By lex, on May 29th, 2008
Perceptions shape reality: **
When U.S. Navy officials tell Congress they have confidence in their shipbuilding cost projections, lawmakers don’t believe them.
When flag officers say they’ve got enough money for maintenance, fleet sailors wonder why high-tech warships aren’t combat ready.
When top admirals say they have a new maritime strategy, analysts struggle to match it with the shipbuilding plan.
When business strategies override operational needs, officers wonder if they’re war fighters or executives.
Navy leaders are suffering from a credibility gap – with Congress, with industry and, increasingly, with the fleet.
I’ve worried off and on about our new devotion to business process models. We’ve swallowed the hook, line and sinker on Lean Six Sigma, Theory of Constraints and “enterprise behaviors” designed to wring efficiencies out of the system. It’s all for a great cause of course: To make our force both affordable and relevant now and in the future.
A new White House administration develops the National Security Strategy, which heads to DoD as a National Defense Strategy, which is thence translated into first a joint and then a naval strategy. That strategy defines roles and missions, which in turn defines end strength and force structure. From those evolve budgets, at least in theory.
Budgets have been pretty much fixed around peacetime mission sets with war spending wrapped up in semi-annual cost of war supplementals – not a particularly good way to plan over a two year planning, programming, budgeting and execution system. Not to mention a ten-year acquisition “holiday” whose bills are now coming due in the form of increased maintenance costs for aging ships and airframes even before you factor in wartime levels of utilization. Nor all of those systems engineers and acquisition experts who were quietly allowed to retire without replacement in the name of “re-inventing government.”
So, basically, we’re forked. Just like always.
When you haven’t got the revenues to support your requirements you go looking under the cushions for savings in costs. Some of those costs are “direct” – fly less and steam less when in the training cycle, for example. Do the same thing – or more – with fewer people. Maintain the ship in war fighting trim using less maintenance dollars. Others can be wrung out through process improvements.
But to get at process improvements you’ve got to have metrics. Once you start metricizing the force you’re in a business model rather than a war fighting one. A concept which the war fighting culture is viscerally averse to.
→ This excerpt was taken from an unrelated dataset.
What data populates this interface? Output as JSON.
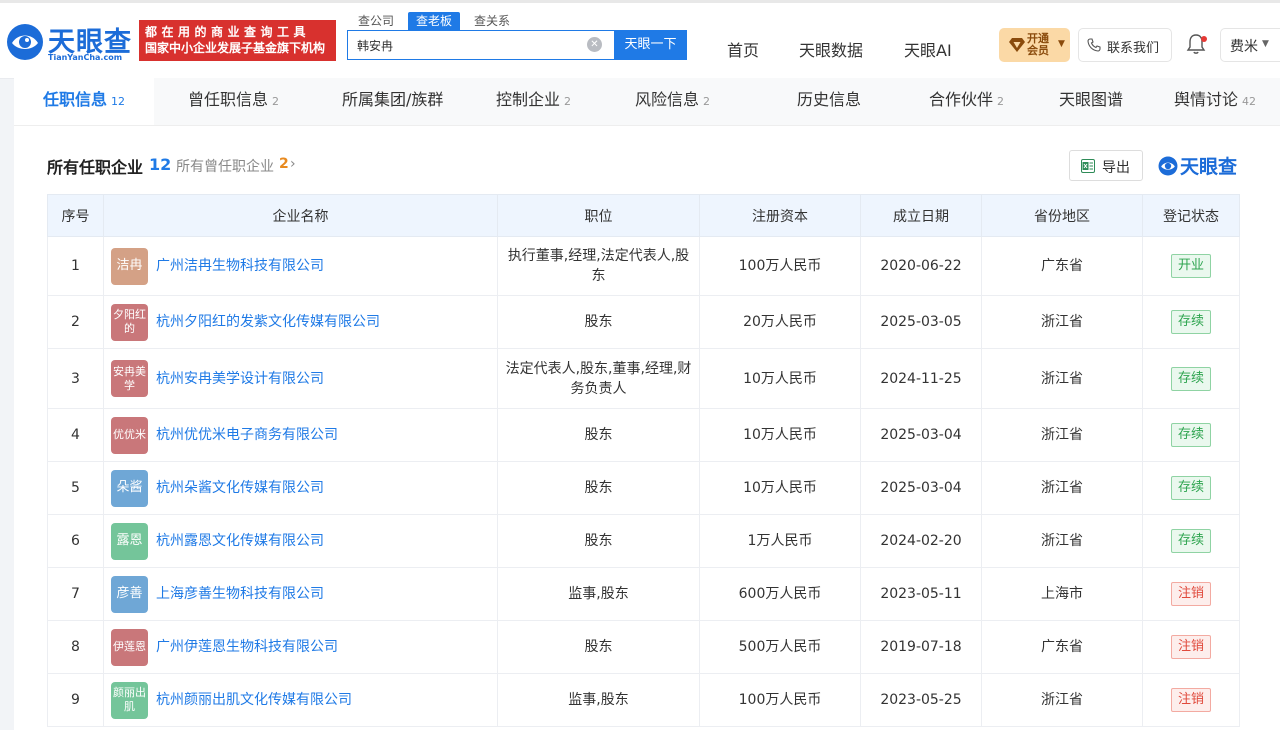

And they’ve got a point: If GM should make a strategic decision that ends up being a flop, they’ll lose market share but Chrysler – or Toyota – will step in and fill the gap, and the market will be served. If Navy guesses wrong we stand to lose a great deal more than market share – and it isn’t like the Coast Guard can step in and fill the breach. They’ve got their own gig. And the business guys can go too far. “Redundancies” are dirty words in business speak, but when you’ve got vampires inbound over the horizon, a little redundancy in self-defense – or damage control – can go a long, long way.
If you add up all these competing lines of strain and top it all off with a cultural disposition towards “thank you for your input, now get in line and get it done” looking downward and “yes, sir, we can do that mission” looking up, you can find yourself in the position we’re in now: Forced to make a series of optimistic and interlinked assumptions any one of which can go off track and kick you in the jimmy, derailing your acquisition program and leaving you to explain to an unsympathetic Congress why everything costs a great deal more than you thought it would, but that you’ve got a handle on it and everything will be all right.
Only now they don’t believe you.
** 04-23-2018 Original link gone; replacement found – Ed.